All records below are to be set down precisely as written, excluding pictures.

Records drawn from a dataset
^^^^^^^^^^^^^^^^
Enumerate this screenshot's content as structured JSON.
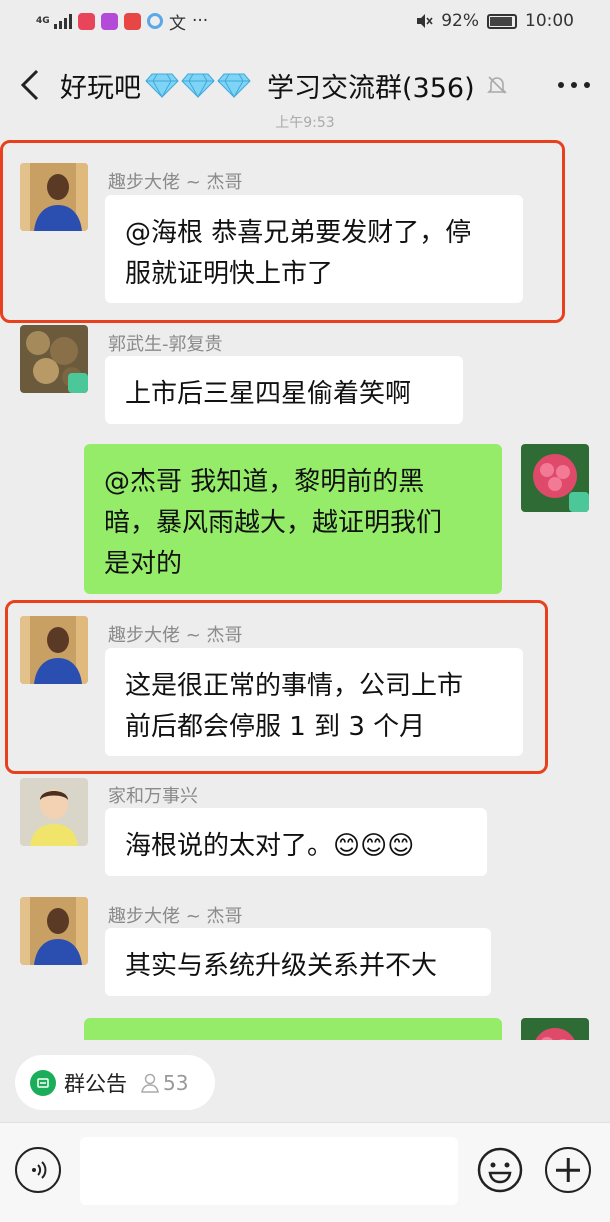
{
  "status_bar": {
    "network": "4G",
    "battery": "92%",
    "battery_level": 0.92,
    "time": "10:00",
    "extra_glyph": "文",
    "more": "···"
  },
  "header": {
    "title": "好玩吧",
    "title_suffix": "学习交流群(356)",
    "back_icon": "chevron-left-icon",
    "mute_icon": "bell-muted-icon",
    "more_icon": "more-dots-icon"
  },
  "timestamp": "上午9:53",
  "messages": [
    {
      "sender": "趣步大佬 ~ 杰哥",
      "text_lines": [
        "@海根  恭喜兄弟要发财了，停",
        "服就证明快上市了"
      ]
    },
    {
      "sender": "郭武生-郭复贵",
      "text_lines": [
        "上市后三星四星偷着笑啊"
      ]
    },
    {
      "sender": "",
      "text_lines": [
        "@杰哥  我知道，黎明前的黑",
        "暗，暴风雨越大，越证明我们",
        "是对的"
      ]
    },
    {
      "sender": "趣步大佬 ~ 杰哥",
      "text_lines": [
        "这是很正常的事情，公司上市",
        "前后都会停服 1 到 3 个月"
      ]
    },
    {
      "sender": "家和万事兴",
      "text_lines": [
        "海根说的太对了。😊😊😊"
      ]
    },
    {
      "sender": "趣步大佬 ~ 杰哥",
      "text_lines": [
        "其实与系统升级关系并不大"
      ]
    }
  ],
  "notice": {
    "label": "群公告",
    "member_count": "53"
  },
  "input": {
    "placeholder": ""
  },
  "colors": {
    "outgoing_bubble": "#95ec69",
    "highlight": "#e8401c",
    "background": "#ededed"
  }
}
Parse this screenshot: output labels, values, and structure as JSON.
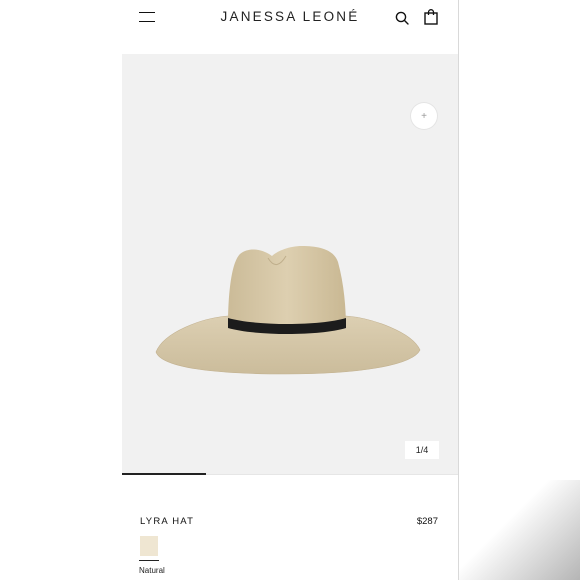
{
  "header": {
    "brand": "JANESSA LEONÉ",
    "icons": [
      "menu-icon",
      "search-icon",
      "bag-icon"
    ]
  },
  "gallery": {
    "zoom_symbol": "+",
    "counter": "1/4",
    "progress": 0.25,
    "background": "#f1f1f1"
  },
  "product": {
    "name": "LYRA HAT",
    "price": "$287",
    "color_name": "Natural",
    "swatch_color": "#efe6d2",
    "hat_color": "#d8c9a8",
    "band_color": "#1c1c1c"
  }
}
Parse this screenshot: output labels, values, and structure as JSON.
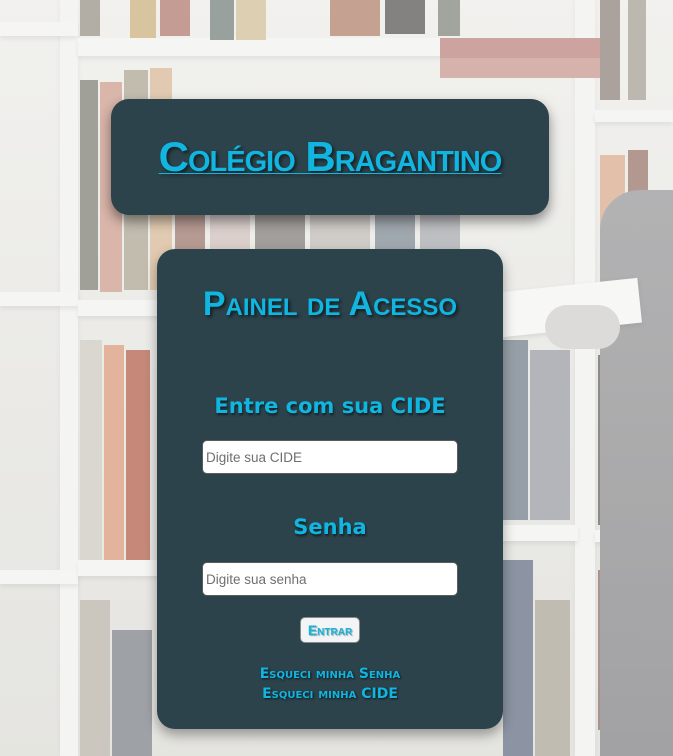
{
  "header": {
    "school_name": "Colégio Bragantino"
  },
  "login": {
    "title": "Painel de Acesso",
    "cide_label": "Entre com sua CIDE",
    "cide_placeholder": "Digite sua CIDE",
    "password_label": "Senha",
    "password_placeholder": "Digite sua senha",
    "submit_label": "Entrar",
    "forgot_password_link": "Esqueci minha Senha",
    "forgot_cide_link": "Esqueci minha CIDE"
  },
  "colors": {
    "card_background": "#2c434c",
    "accent": "#10b5e0"
  }
}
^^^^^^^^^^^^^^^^
**Completed exercise**
Enumerate this screenshot's content as structured JSON.
{
  "status_bar": {
    "network": "4G",
    "battery": "92%",
    "battery_level": 0.92,
    "time": "10:00",
    "extra_glyph": "文",
    "more": "···"
  },
  "header": {
    "title": "好玩吧",
    "title_suffix": "学习交流群(356)",
    "back_icon": "chevron-left-icon",
    "mute_icon": "bell-muted-icon",
    "more_icon": "more-dots-icon"
  },
  "timestamp": "上午9:53",
  "messages": [
    {
      "sender": "趣步大佬 ~ 杰哥",
      "text_lines": [
        "@海根  恭喜兄弟要发财了，停",
        "服就证明快上市了"
      ]
    },
    {
      "sender": "郭武生-郭复贵",
      "text_lines": [
        "上市后三星四星偷着笑啊"
      ]
    },
    {
      "sender": "",
      "text_lines": [
        "@杰哥  我知道，黎明前的黑",
        "暗，暴风雨越大，越证明我们",
        "是对的"
      ]
    },
    {
      "sender": "趣步大佬 ~ 杰哥",
      "text_lines": [
        "这是很正常的事情，公司上市",
        "前后都会停服 1 到 3 个月"
      ]
    },
    {
      "sender": "家和万事兴",
      "text_lines": [
        "海根说的太对了。😊😊😊"
      ]
    },
    {
      "sender": "趣步大佬 ~ 杰哥",
      "text_lines": [
        "其实与系统升级关系并不大"
      ]
    }
  ],
  "notice": {
    "label": "群公告",
    "member_count": "53"
  },
  "input": {
    "placeholder": ""
  },
  "colors": {
    "outgoing_bubble": "#95ec69",
    "highlight": "#e8401c",
    "background": "#ededed"
  }
}
Parse this screenshot: output labels, values, and structure as JSON.
{
  "header": {
    "brand": "JANESSA LEONÉ",
    "icons": [
      "menu-icon",
      "search-icon",
      "bag-icon"
    ]
  },
  "gallery": {
    "zoom_symbol": "+",
    "counter": "1/4",
    "progress": 0.25,
    "background": "#f1f1f1"
  },
  "product": {
    "name": "LYRA HAT",
    "price": "$287",
    "color_name": "Natural",
    "swatch_color": "#efe6d2",
    "hat_color": "#d8c9a8",
    "band_color": "#1c1c1c"
  }
}
Parse this screenshot: output labels, values, and structure as JSON.
{
  "header": {
    "school_name": "Colégio Bragantino"
  },
  "login": {
    "title": "Painel de Acesso",
    "cide_label": "Entre com sua CIDE",
    "cide_placeholder": "Digite sua CIDE",
    "password_label": "Senha",
    "password_placeholder": "Digite sua senha",
    "submit_label": "Entrar",
    "forgot_password_link": "Esqueci minha Senha",
    "forgot_cide_link": "Esqueci minha CIDE"
  },
  "colors": {
    "card_background": "#2c434c",
    "accent": "#10b5e0"
  }
}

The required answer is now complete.